(Website and app data records)

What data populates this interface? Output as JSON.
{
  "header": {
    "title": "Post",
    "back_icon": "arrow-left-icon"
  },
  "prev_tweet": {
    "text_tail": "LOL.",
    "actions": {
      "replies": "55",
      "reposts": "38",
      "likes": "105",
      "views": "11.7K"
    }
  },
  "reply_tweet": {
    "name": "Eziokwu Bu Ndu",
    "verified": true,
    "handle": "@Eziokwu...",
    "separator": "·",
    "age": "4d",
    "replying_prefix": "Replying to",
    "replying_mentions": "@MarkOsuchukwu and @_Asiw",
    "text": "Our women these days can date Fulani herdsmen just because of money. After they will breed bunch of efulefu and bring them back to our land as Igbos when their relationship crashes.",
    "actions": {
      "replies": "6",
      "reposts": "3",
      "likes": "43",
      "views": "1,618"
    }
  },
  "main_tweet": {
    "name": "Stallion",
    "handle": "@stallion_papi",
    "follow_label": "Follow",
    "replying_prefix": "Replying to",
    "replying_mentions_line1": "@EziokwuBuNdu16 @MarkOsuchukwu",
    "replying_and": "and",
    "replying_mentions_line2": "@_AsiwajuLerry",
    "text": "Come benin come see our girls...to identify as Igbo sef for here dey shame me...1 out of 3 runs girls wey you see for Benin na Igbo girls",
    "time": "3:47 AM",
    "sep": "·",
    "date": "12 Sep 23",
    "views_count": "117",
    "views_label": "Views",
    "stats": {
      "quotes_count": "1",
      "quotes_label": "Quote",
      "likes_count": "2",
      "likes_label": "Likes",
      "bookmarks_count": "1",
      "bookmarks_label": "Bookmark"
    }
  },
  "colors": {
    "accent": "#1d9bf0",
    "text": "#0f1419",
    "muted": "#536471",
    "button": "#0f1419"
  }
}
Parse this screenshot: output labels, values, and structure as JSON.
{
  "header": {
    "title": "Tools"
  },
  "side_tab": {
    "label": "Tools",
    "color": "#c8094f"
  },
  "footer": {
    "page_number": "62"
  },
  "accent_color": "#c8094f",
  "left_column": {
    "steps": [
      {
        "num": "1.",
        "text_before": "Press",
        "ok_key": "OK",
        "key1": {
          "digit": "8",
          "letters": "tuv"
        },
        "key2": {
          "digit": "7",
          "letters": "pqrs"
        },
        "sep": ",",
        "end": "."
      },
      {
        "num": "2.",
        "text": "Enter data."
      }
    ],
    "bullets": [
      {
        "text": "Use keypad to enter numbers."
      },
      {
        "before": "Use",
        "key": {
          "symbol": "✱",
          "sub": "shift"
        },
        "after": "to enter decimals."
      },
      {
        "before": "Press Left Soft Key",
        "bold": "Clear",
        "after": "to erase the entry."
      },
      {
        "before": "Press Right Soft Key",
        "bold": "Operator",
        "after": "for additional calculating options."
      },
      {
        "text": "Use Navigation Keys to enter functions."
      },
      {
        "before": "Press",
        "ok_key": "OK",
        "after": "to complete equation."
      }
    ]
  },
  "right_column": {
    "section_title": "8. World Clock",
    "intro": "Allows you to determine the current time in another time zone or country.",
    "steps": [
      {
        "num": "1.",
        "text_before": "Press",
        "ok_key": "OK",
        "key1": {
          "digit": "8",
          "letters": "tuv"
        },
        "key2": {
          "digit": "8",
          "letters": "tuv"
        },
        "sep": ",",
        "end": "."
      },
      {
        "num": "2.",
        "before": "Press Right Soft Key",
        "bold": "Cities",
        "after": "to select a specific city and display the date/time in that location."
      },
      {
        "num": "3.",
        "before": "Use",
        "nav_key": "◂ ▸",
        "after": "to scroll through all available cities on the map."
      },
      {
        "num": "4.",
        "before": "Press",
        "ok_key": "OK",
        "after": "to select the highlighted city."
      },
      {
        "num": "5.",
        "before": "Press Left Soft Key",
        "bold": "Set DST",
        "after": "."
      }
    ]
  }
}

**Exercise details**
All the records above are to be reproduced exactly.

**Result for this task**
What data populates this interface? Output as JSON.
{
  "header": {
    "title": "Post",
    "back_icon": "arrow-left-icon"
  },
  "prev_tweet": {
    "text_tail": "LOL.",
    "actions": {
      "replies": "55",
      "reposts": "38",
      "likes": "105",
      "views": "11.7K"
    }
  },
  "reply_tweet": {
    "name": "Eziokwu Bu Ndu",
    "verified": true,
    "handle": "@Eziokwu...",
    "separator": "·",
    "age": "4d",
    "replying_prefix": "Replying to",
    "replying_mentions": "@MarkOsuchukwu and @_Asiw",
    "text": "Our women these days can date Fulani herdsmen just because of money. After they will breed bunch of efulefu and bring them back to our land as Igbos when their relationship crashes.",
    "actions": {
      "replies": "6",
      "reposts": "3",
      "likes": "43",
      "views": "1,618"
    }
  },
  "main_tweet": {
    "name": "Stallion",
    "handle": "@stallion_papi",
    "follow_label": "Follow",
    "replying_prefix": "Replying to",
    "replying_mentions_line1": "@EziokwuBuNdu16 @MarkOsuchukwu",
    "replying_and": "and",
    "replying_mentions_line2": "@_AsiwajuLerry",
    "text": "Come benin come see our girls...to identify as Igbo sef for here dey shame me...1 out of 3 runs girls wey you see for Benin na Igbo girls",
    "time": "3:47 AM",
    "sep": "·",
    "date": "12 Sep 23",
    "views_count": "117",
    "views_label": "Views",
    "stats": {
      "quotes_count": "1",
      "quotes_label": "Quote",
      "likes_count": "2",
      "likes_label": "Likes",
      "bookmarks_count": "1",
      "bookmarks_label": "Bookmark"
    }
  },
  "colors": {
    "accent": "#1d9bf0",
    "text": "#0f1419",
    "muted": "#536471",
    "button": "#0f1419"
  }
}
Parse this screenshot: output labels, values, and structure as JSON.
{
  "header": {
    "title": "Tools"
  },
  "side_tab": {
    "label": "Tools",
    "color": "#c8094f"
  },
  "footer": {
    "page_number": "62"
  },
  "accent_color": "#c8094f",
  "left_column": {
    "steps": [
      {
        "num": "1.",
        "text_before": "Press",
        "ok_key": "OK",
        "key1": {
          "digit": "8",
          "letters": "tuv"
        },
        "key2": {
          "digit": "7",
          "letters": "pqrs"
        },
        "sep": ",",
        "end": "."
      },
      {
        "num": "2.",
        "text": "Enter data."
      }
    ],
    "bullets": [
      {
        "text": "Use keypad to enter numbers."
      },
      {
        "before": "Use",
        "key": {
          "symbol": "✱",
          "sub": "shift"
        },
        "after": "to enter decimals."
      },
      {
        "before": "Press Left Soft Key",
        "bold": "Clear",
        "after": "to erase the entry."
      },
      {
        "before": "Press Right Soft Key",
        "bold": "Operator",
        "after": "for additional calculating options."
      },
      {
        "text": "Use Navigation Keys to enter functions."
      },
      {
        "before": "Press",
        "ok_key": "OK",
        "after": "to complete equation."
      }
    ]
  },
  "right_column": {
    "section_title": "8. World Clock",
    "intro": "Allows you to determine the current time in another time zone or country.",
    "steps": [
      {
        "num": "1.",
        "text_before": "Press",
        "ok_key": "OK",
        "key1": {
          "digit": "8",
          "letters": "tuv"
        },
        "key2": {
          "digit": "8",
          "letters": "tuv"
        },
        "sep": ",",
        "end": "."
      },
      {
        "num": "2.",
        "before": "Press Right Soft Key",
        "bold": "Cities",
        "after": "to select a specific city and display the date/time in that location."
      },
      {
        "num": "3.",
        "before": "Use",
        "nav_key": "◂ ▸",
        "after": "to scroll through all available cities on the map."
      },
      {
        "num": "4.",
        "before": "Press",
        "ok_key": "OK",
        "after": "to select the highlighted city."
      },
      {
        "num": "5.",
        "before": "Press Left Soft Key",
        "bold": "Set DST",
        "after": "."
      }
    ]
  }
}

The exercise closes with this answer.